The Master of Arts in Government gives students the tools to examine governmental and social institutions in our society, explore areas of reform, and most importantly, bring about change. The program combines the theory and practice of government, politics, and policy-making.
The Johns Hopkins MA in Government was designed for working adults with specialized skills in a particular field but who want a broader perspective of government to position them for leadership in politics and administration.
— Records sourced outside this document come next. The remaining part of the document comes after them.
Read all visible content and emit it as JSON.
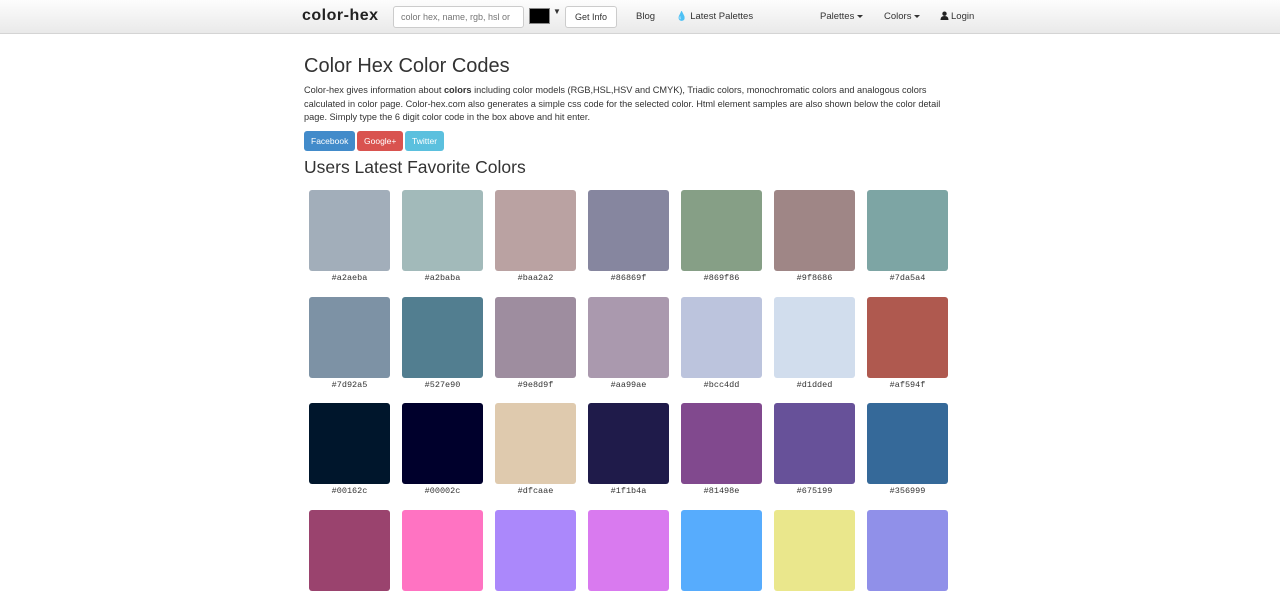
{
  "navbar": {
    "brand": "color-hex",
    "search_placeholder": "color hex, name, rgb, hsl or",
    "picker_color": "#000000",
    "get_info_label": "Get Info",
    "blog_label": "Blog",
    "latest_palettes_label": "Latest Palettes",
    "palettes_label": "Palettes",
    "colors_label": "Colors",
    "login_label": "Login"
  },
  "main": {
    "title": "Color Hex Color Codes",
    "intro_before": "Color-hex gives information about ",
    "intro_bold": "colors",
    "intro_after": " including color models (RGB,HSL,HSV and CMYK), Triadic colors, monochromatic colors and analogous colors calculated in color page. Color-hex.com also generates a simple css code for the selected color. Html element samples are also shown below the color detail page. Simply type the 6 digit color code in the box above and hit enter.",
    "share": {
      "facebook": "Facebook",
      "google": "Google+",
      "twitter": "Twitter"
    },
    "favorites_title": "Users Latest Favorite Colors"
  },
  "colors": [
    {
      "hex": "#a2aeba"
    },
    {
      "hex": "#a2baba"
    },
    {
      "hex": "#baa2a2"
    },
    {
      "hex": "#86869f"
    },
    {
      "hex": "#869f86"
    },
    {
      "hex": "#9f8686"
    },
    {
      "hex": "#7da5a4"
    },
    {
      "hex": "#7d92a5"
    },
    {
      "hex": "#527e90"
    },
    {
      "hex": "#9e8d9f"
    },
    {
      "hex": "#aa99ae"
    },
    {
      "hex": "#bcc4dd"
    },
    {
      "hex": "#d1dded"
    },
    {
      "hex": "#af594f"
    },
    {
      "hex": "#00162c"
    },
    {
      "hex": "#00002c"
    },
    {
      "hex": "#dfcaae"
    },
    {
      "hex": "#1f1b4a"
    },
    {
      "hex": "#81498e"
    },
    {
      "hex": "#675199"
    },
    {
      "hex": "#356999"
    },
    {
      "hex": "#9a436e",
      "label": ""
    },
    {
      "hex": "#ff73c2",
      "label": ""
    },
    {
      "hex": "#ab88fb",
      "label": ""
    },
    {
      "hex": "#d97aef",
      "label": ""
    },
    {
      "hex": "#57acfd",
      "label": ""
    },
    {
      "hex": "#eae78c",
      "label": ""
    },
    {
      "hex": "#9090e9",
      "label": ""
    }
  ]
}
While our courses are designed around the latest scholarly and scientific knowledge, their true focus is to provide you with the practical skills necessary for solving governmental, political, and policy-making problems of today.
The MA in Government program offers three optional concentrations:
- Legal Studies focuses on the intersection of law and politics, as well as law enforcement issues.
- Political Communication provides you with the opportunity to study with practitioners in the field: reporters, political operatives, journalists, and campaign and news and media professionals.
- Security Studies covers the fundamentals of administering and preserving American security.
Students must complete all academic work in a master’s degree or certificate program within five years.
The five-year span is calculated from the start of the first course that counts toward the degree (including time spent on continuous enrollment). Continuous enrollment does not stop or extend the time limitation requirement. This time limit includes any courses taken at another Johns Hopkins school/division that have been approved to count toward the degree or certificate. If necessary, students may request from their program committee an extension of time to complete their program beyond the five-year limitation.
If an extension is granted, it will be communicated in a letter, and the five-year limit increased by the time included in the extension. An extension may be granted for a semester up to a full year, and in rare circumstances for two years.